Alex Danco has written about this cooperation strategy on Twitter: in Homesteading the Twittersphere, he describes how creators benefit from sharing unique ideas and niches with others for free, even if the immediate benefits remain unclear. He refers to it as gift culture, quoting:
Gift cultures are adaptations not to scarcity but to abundance.They arise in populations that do not have significant material-scarcity problems with survival goods. We can observe gift cultures in action among aboriginal cultures living in ecozones with mild climates and abundant food. We can also observe them in certain strata of our own society, especially in show business and among the very wealthy.
Mike Solana’s tweet on ascending the social ladder encapsulates this idea of gift culture too:
Gift culture pushes Tit-for-Tat strategy to the limits by cooperating even before we know where we’ll benefit. Creators offer up their expertise with each other for free, expecting big, yet unknown, payoffs in the near future.
This “gift culture” perhaps provides us a glimpse into the future of how tech products and companies will design mechanisms to enable the conditions for Tit-for-Tat strategies to emerge.
Companies and products that consciously establish feedback loops where the ability for individuals to capture enormous upside in the form of:
Via extreme cooperation, and punishing those who deviate, will succeed by harnessing our fundamental Tit-for-Tat operating system.
💻 Tech Products
We also see Tit-for-Tat codified directly into software products. Think of work management solutions, like Asana, the successful productivity and project management software.
Asana wins when individuals marry their own tactical tasks to the bigger project goals of the group. The product optimizes for extreme cooperation. If even one member of the team fails to cooperate effectively in Asana (by tracking their tasks, notes, and feedback in areas Asana cannot capture), the entire workflow breaks down and the value of Asana’s product plummets.
We can see this subconscious codification of Tit-for-Tat in other work management software products like Monday.com, Smartsheet, or Jira.
⚖️ How could it be any other way?
Game theory categorizes Tit-for-Tat as a trigger strategy; an animal employing a trigger strategy initially cooperates, but punishes exploiters with varying degrees of severity.
Two other common trigger strategies include Tit-for-Two-Tats and Grim Trigger. Tit-for-Two-Tats is more forgiving; an individual has to be exploited twice before they retaliate (as you recall, some vampire bats employ this strategy). Grim Trigger players pass harsher sentences; cross them once and they’ll NEVER cooperate again. I recommend exploring this excellent simulation to visualize how these strategies fare against our Tit-for-Tat strategy.
If we take these three strategies head to head, all things equal, the Tit-for-Two-Tats strategy emerges as the most successful because it takes miscommunication into account.
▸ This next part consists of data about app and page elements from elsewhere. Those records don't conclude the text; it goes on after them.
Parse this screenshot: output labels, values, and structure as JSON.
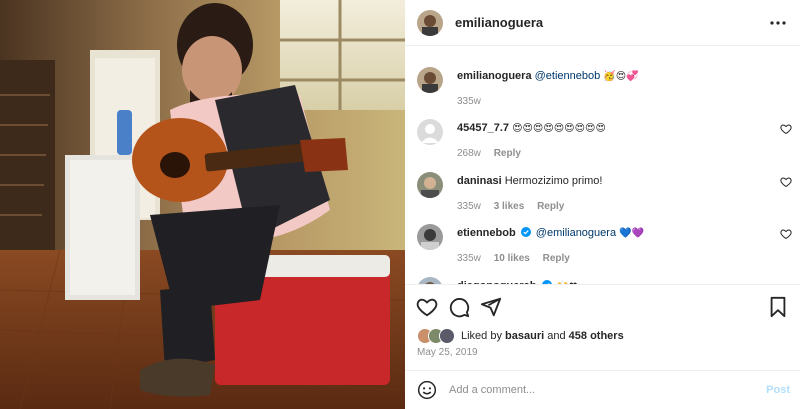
{
  "post": {
    "author": "emilianoguera",
    "date": "May 25, 2019",
    "liked_by_prefix": "Liked by",
    "liked_by_user": "basauri",
    "liked_by_and": "and",
    "liked_by_others": "458 others",
    "add_comment_placeholder": "Add a comment...",
    "post_label": "Post"
  },
  "comments": [
    {
      "user": "emilianoguera",
      "mention": "@etiennebob",
      "text": "",
      "emoji": "🥳😍💞",
      "age": "335w",
      "likes": "",
      "reply": "",
      "has_heart": false,
      "verified": false
    },
    {
      "user": "45457_7.7",
      "mention": "",
      "text": "",
      "emoji": "😍😍😍😍😍😍😍😍😍",
      "age": "268w",
      "likes": "",
      "reply": "Reply",
      "has_heart": true,
      "verified": false
    },
    {
      "user": "daninasi",
      "mention": "",
      "text": "Hermozizimo primo!",
      "emoji": "",
      "age": "335w",
      "likes": "3 likes",
      "reply": "Reply",
      "has_heart": true,
      "verified": false
    },
    {
      "user": "etiennebob",
      "mention": "@emilianoguera",
      "text": "",
      "emoji": "💙💜",
      "age": "335w",
      "likes": "10 likes",
      "reply": "Reply",
      "has_heart": true,
      "verified": true
    },
    {
      "user": "diegonoguerab",
      "mention": "",
      "text": "",
      "emoji": "🙌❤",
      "age": "",
      "likes": "",
      "reply": "",
      "has_heart": false,
      "verified": true
    }
  ],
  "icons": {
    "more": "more-options-icon",
    "like": "heart-icon",
    "comment": "comment-icon",
    "share": "share-icon",
    "save": "bookmark-icon",
    "emoji": "emoji-icon"
  },
  "colors": {
    "link": "#00376b",
    "verified": "#0095f6",
    "muted": "#8e8e8e",
    "post_disabled": "#b2dffc"
  }
}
If you exploit me by accident or make a mistake, I’ll still cooperate again, allowing the interests of the group to forge ahead.
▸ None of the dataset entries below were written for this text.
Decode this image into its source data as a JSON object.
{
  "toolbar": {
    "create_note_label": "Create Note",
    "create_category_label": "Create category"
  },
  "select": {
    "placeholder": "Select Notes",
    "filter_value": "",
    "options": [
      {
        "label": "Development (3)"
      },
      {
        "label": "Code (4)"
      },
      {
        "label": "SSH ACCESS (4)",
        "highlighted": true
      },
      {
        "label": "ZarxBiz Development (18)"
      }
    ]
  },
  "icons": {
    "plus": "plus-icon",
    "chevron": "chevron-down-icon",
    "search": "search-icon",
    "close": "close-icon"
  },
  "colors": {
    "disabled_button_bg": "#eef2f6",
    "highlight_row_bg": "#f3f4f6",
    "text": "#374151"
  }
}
So why didn’t Tit-for-Two-Tats become the core operating system?
In harsher and aggressive environments, Tit-for-tat can be easily exploited and stifle group cooperation, even in the long run.
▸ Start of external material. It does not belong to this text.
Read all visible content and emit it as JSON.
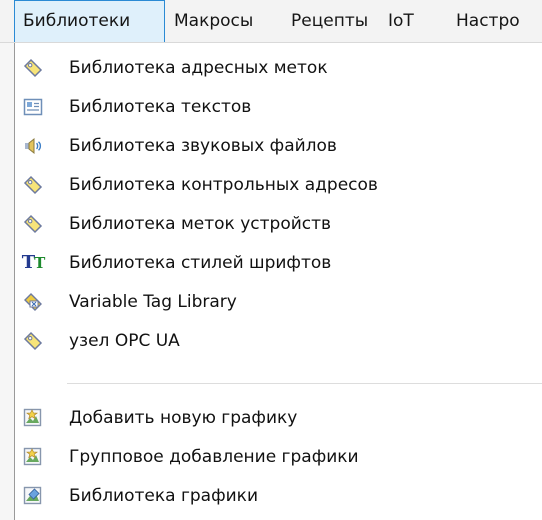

One last critical consideration: Tit-for-Tat remains the optimal strategy when animals (and us!) engage in non-zero sum games over a long time period. Zero-sum environments will incentivize self-interest over group interest, and a short time period magnifies the low short-term returns of Tit-for-Tat.
Paradoxically, Tit-for-Tat has enabled humans to participate in these long-term, non-zero sum games. Of course, such as building the thriving ecosystem of Silicon Valley that now transcends geography. The importance of this is hard to overstate.
The stronger we encode the Tit-for-Tat strategy in the fundamental levels of our creations, the brighter the future we’ll have as humans.
Thanks for reading yall!
Here’s a TikTok from Turner Novak impersonating an out-of-touch VC utilizing the negative version of Tit-for-tat.